What to prepare when participating in horseback riding

Horse riding is a difficult technical sport, requiring riders to coordinate the movements and coordinate with the horse to be able to ride the horse in the best way and avoid injury.

Before entering the training ground, students must wear a helmet, shoes, instructions on hand, head and neck boots to avoid injuries that may occur during practice. At the same time, on the saddle, everyone warms their hands, head, neck, shoulders, hips to avoid injuries that may occur during training. The booting takes quite a bit of time. Before practicing, students must perform warm-up movements on horseback: turning arms, shoulders, neck, and at the same time, learners also learn to reflect falling positions to minimize injuries.

After the warm-up exercises, students can control the horse by themselves. Before entering the training ground, students must wear a helmet and shoes. The rider must wear a helmet, athletic shoes on a horse, and be instructed by the trainer on how to use the reins and movements to control the horse to turn left, turn right, stop. Students are allowed to ride a few laps around the yard, the horses are firmly seated in the yard and they will be with the students throughout the lesson to keep the reins and balance. Each student himself entered the barn to choose a horse that he liked and then built the saddle.
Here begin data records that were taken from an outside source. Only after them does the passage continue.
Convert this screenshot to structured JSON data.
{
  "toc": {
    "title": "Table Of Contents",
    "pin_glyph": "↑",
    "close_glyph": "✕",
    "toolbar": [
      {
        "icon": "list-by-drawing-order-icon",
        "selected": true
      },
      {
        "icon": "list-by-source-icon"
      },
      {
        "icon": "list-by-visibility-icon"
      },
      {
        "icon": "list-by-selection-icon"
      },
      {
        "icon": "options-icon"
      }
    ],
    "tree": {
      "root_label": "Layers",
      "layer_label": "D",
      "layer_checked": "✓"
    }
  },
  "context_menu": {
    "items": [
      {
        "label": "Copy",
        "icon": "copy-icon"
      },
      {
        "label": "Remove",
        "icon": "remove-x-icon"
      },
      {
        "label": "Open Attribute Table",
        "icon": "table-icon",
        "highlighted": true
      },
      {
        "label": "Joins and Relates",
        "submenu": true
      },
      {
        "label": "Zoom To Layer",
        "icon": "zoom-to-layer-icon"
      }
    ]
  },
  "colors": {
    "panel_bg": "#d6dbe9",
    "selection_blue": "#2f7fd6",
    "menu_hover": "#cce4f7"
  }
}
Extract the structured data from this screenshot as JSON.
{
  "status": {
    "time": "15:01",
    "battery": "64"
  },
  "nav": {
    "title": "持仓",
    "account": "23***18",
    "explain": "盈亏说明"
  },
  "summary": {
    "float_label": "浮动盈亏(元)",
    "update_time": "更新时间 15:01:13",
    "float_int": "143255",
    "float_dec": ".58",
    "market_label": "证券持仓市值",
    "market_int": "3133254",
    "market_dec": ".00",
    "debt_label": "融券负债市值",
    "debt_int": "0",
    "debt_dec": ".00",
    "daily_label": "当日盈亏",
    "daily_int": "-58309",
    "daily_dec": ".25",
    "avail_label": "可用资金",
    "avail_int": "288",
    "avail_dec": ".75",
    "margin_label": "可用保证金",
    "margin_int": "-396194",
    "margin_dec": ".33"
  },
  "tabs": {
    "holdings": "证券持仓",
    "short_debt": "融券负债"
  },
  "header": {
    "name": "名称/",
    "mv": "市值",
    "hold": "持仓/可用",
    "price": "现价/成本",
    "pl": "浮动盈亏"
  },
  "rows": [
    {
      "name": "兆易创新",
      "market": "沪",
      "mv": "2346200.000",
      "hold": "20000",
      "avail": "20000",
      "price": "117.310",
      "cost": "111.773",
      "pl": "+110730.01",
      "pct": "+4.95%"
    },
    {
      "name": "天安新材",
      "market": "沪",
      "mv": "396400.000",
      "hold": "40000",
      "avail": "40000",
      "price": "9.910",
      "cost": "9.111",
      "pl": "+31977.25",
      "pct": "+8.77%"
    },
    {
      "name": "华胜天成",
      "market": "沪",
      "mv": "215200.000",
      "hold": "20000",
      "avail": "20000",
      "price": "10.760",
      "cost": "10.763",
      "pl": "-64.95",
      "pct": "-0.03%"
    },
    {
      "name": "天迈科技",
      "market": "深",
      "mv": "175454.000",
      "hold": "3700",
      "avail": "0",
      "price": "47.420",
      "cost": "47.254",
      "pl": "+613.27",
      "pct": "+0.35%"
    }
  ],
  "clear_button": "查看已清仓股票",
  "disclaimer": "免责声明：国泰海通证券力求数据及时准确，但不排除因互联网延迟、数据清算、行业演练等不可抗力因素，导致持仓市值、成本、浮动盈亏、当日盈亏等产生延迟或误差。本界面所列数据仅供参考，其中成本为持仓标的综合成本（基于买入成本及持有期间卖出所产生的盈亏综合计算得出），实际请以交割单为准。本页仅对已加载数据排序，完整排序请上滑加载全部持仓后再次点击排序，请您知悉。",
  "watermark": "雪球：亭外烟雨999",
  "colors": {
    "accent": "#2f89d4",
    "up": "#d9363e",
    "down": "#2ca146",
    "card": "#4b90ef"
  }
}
To be able to control the horse proficiently, students must practice 2 sessions/week for a minimum of 6 months. With difficult techniques such as riding an obstacle course, it takes students more than a year to be eligible to attend because this technique is very difficult. Every week the students had to change their horses to practice their progress because each horse was a different personality.

At the advanced level, students are taught difficult movements such as hurdles, hurdles. Practitioners sitting on horseback focused to perform very rhythmic and beautiful movements, sometimes bending backwards, sometimes bringing their knees up to the horses’ feet, letting the horses gallop quickly, run around. The movements are done decisively according to the coach’s breathing rhythms.